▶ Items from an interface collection

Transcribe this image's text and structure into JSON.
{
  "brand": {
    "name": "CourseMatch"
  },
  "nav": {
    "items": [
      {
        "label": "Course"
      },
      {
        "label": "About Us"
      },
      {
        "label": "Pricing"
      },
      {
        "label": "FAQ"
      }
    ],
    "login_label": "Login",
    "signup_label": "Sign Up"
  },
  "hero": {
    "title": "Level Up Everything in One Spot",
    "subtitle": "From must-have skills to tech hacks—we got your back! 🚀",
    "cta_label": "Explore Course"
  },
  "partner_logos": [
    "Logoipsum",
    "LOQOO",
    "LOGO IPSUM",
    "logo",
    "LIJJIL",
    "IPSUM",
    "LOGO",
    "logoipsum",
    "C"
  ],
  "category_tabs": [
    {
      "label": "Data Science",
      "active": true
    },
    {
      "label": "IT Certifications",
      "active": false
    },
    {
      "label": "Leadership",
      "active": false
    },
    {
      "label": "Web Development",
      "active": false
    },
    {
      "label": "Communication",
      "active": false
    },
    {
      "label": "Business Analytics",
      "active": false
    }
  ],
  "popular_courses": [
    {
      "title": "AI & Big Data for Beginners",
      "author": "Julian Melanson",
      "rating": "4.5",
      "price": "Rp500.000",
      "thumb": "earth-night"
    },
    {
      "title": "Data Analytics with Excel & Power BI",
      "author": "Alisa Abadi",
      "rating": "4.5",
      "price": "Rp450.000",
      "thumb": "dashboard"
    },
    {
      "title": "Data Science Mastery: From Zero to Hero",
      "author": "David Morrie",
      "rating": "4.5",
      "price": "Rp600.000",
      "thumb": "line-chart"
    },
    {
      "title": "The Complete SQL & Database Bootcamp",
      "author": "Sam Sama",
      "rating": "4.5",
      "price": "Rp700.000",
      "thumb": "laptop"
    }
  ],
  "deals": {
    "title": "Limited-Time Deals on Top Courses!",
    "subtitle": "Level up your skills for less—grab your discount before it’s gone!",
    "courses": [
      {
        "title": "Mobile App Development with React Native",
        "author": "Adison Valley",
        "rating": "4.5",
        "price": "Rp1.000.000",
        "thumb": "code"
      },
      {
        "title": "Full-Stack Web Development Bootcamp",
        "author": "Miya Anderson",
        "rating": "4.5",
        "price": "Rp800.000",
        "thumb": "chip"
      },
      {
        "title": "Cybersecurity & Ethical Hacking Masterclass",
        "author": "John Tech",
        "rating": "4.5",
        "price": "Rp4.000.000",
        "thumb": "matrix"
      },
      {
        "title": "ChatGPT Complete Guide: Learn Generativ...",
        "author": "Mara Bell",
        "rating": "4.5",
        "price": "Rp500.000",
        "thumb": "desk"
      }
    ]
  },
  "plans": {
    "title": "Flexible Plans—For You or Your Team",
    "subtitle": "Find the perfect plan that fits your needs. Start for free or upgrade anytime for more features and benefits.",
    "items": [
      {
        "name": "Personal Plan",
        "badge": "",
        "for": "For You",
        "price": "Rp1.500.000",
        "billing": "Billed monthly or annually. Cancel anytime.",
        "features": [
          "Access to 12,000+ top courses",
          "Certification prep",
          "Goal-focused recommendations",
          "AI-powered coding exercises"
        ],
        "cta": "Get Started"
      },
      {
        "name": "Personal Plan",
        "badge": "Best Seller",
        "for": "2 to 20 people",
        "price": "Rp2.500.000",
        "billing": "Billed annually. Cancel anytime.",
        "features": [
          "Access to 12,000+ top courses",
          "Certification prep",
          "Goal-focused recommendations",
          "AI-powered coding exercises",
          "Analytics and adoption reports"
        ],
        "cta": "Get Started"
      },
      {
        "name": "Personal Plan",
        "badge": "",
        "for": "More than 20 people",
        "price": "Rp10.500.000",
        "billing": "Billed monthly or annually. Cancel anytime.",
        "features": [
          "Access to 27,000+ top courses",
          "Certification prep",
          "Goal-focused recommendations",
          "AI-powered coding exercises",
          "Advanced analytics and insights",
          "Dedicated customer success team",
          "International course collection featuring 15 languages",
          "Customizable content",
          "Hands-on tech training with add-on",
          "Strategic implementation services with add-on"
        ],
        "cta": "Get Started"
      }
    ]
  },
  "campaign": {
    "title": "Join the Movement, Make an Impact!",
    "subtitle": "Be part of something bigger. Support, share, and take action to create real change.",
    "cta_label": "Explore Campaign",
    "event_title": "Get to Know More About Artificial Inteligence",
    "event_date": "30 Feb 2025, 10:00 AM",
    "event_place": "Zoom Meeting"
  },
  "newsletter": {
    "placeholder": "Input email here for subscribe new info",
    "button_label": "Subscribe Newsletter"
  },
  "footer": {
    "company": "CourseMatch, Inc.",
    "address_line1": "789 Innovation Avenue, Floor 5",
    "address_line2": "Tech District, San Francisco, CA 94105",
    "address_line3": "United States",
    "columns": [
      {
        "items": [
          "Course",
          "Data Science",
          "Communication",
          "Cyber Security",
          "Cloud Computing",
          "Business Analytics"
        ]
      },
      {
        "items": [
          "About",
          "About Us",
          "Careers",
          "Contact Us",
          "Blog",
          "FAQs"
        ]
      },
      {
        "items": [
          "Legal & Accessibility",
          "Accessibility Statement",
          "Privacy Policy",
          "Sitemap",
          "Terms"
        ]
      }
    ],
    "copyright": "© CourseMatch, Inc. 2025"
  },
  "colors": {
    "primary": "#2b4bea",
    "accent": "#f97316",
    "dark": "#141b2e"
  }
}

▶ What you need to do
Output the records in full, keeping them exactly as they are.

▶ Exercise solution
Transcribe this image's text and structure into JSON.
{
  "brand": {
    "name": "CourseMatch"
  },
  "nav": {
    "items": [
      {
        "label": "Course"
      },
      {
        "label": "About Us"
      },
      {
        "label": "Pricing"
      },
      {
        "label": "FAQ"
      }
    ],
    "login_label": "Login",
    "signup_label": "Sign Up"
  },
  "hero": {
    "title": "Level Up Everything in One Spot",
    "subtitle": "From must-have skills to tech hacks—we got your back! 🚀",
    "cta_label": "Explore Course"
  },
  "partner_logos": [
    "Logoipsum",
    "LOQOO",
    "LOGO IPSUM",
    "logo",
    "LIJJIL",
    "IPSUM",
    "LOGO",
    "logoipsum",
    "C"
  ],
  "category_tabs": [
    {
      "label": "Data Science",
      "active": true
    },
    {
      "label": "IT Certifications",
      "active": false
    },
    {
      "label": "Leadership",
      "active": false
    },
    {
      "label": "Web Development",
      "active": false
    },
    {
      "label": "Communication",
      "active": false
    },
    {
      "label": "Business Analytics",
      "active": false
    }
  ],
  "popular_courses": [
    {
      "title": "AI & Big Data for Beginners",
      "author": "Julian Melanson",
      "rating": "4.5",
      "price": "Rp500.000",
      "thumb": "earth-night"
    },
    {
      "title": "Data Analytics with Excel & Power BI",
      "author": "Alisa Abadi",
      "rating": "4.5",
      "price": "Rp450.000",
      "thumb": "dashboard"
    },
    {
      "title": "Data Science Mastery: From Zero to Hero",
      "author": "David Morrie",
      "rating": "4.5",
      "price": "Rp600.000",
      "thumb": "line-chart"
    },
    {
      "title": "The Complete SQL & Database Bootcamp",
      "author": "Sam Sama",
      "rating": "4.5",
      "price": "Rp700.000",
      "thumb": "laptop"
    }
  ],
  "deals": {
    "title": "Limited-Time Deals on Top Courses!",
    "subtitle": "Level up your skills for less—grab your discount before it’s gone!",
    "courses": [
      {
        "title": "Mobile App Development with React Native",
        "author": "Adison Valley",
        "rating": "4.5",
        "price": "Rp1.000.000",
        "thumb": "code"
      },
      {
        "title": "Full-Stack Web Development Bootcamp",
        "author": "Miya Anderson",
        "rating": "4.5",
        "price": "Rp800.000",
        "thumb": "chip"
      },
      {
        "title": "Cybersecurity & Ethical Hacking Masterclass",
        "author": "John Tech",
        "rating": "4.5",
        "price": "Rp4.000.000",
        "thumb": "matrix"
      },
      {
        "title": "ChatGPT Complete Guide: Learn Generativ...",
        "author": "Mara Bell",
        "rating": "4.5",
        "price": "Rp500.000",
        "thumb": "desk"
      }
    ]
  },
  "plans": {
    "title": "Flexible Plans—For You or Your Team",
    "subtitle": "Find the perfect plan that fits your needs. Start for free or upgrade anytime for more features and benefits.",
    "items": [
      {
        "name": "Personal Plan",
        "badge": "",
        "for": "For You",
        "price": "Rp1.500.000",
        "billing": "Billed monthly or annually. Cancel anytime.",
        "features": [
          "Access to 12,000+ top courses",
          "Certification prep",
          "Goal-focused recommendations",
          "AI-powered coding exercises"
        ],
        "cta": "Get Started"
      },
      {
        "name": "Personal Plan",
        "badge": "Best Seller",
        "for": "2 to 20 people",
        "price": "Rp2.500.000",
        "billing": "Billed annually. Cancel anytime.",
        "features": [
          "Access to 12,000+ top courses",
          "Certification prep",
          "Goal-focused recommendations",
          "AI-powered coding exercises",
          "Analytics and adoption reports"
        ],
        "cta": "Get Started"
      },
      {
        "name": "Personal Plan",
        "badge": "",
        "for": "More than 20 people",
        "price": "Rp10.500.000",
        "billing": "Billed monthly or annually. Cancel anytime.",
        "features": [
          "Access to 27,000+ top courses",
          "Certification prep",
          "Goal-focused recommendations",
          "AI-powered coding exercises",
          "Advanced analytics and insights",
          "Dedicated customer success team",
          "International course collection featuring 15 languages",
          "Customizable content",
          "Hands-on tech training with add-on",
          "Strategic implementation services with add-on"
        ],
        "cta": "Get Started"
      }
    ]
  },
  "campaign": {
    "title": "Join the Movement, Make an Impact!",
    "subtitle": "Be part of something bigger. Support, share, and take action to create real change.",
    "cta_label": "Explore Campaign",
    "event_title": "Get to Know More About Artificial Inteligence",
    "event_date": "30 Feb 2025, 10:00 AM",
    "event_place": "Zoom Meeting"
  },
  "newsletter": {
    "placeholder": "Input email here for subscribe new info",
    "button_label": "Subscribe Newsletter"
  },
  "footer": {
    "company": "CourseMatch, Inc.",
    "address_line1": "789 Innovation Avenue, Floor 5",
    "address_line2": "Tech District, San Francisco, CA 94105",
    "address_line3": "United States",
    "columns": [
      {
        "items": [
          "Course",
          "Data Science",
          "Communication",
          "Cyber Security",
          "Cloud Computing",
          "Business Analytics"
        ]
      },
      {
        "items": [
          "About",
          "About Us",
          "Careers",
          "Contact Us",
          "Blog",
          "FAQs"
        ]
      },
      {
        "items": [
          "Legal & Accessibility",
          "Accessibility Statement",
          "Privacy Policy",
          "Sitemap",
          "Terms"
        ]
      }
    ],
    "copyright": "© CourseMatch, Inc. 2025"
  },
  "colors": {
    "primary": "#2b4bea",
    "accent": "#f97316",
    "dark": "#141b2e"
  }
}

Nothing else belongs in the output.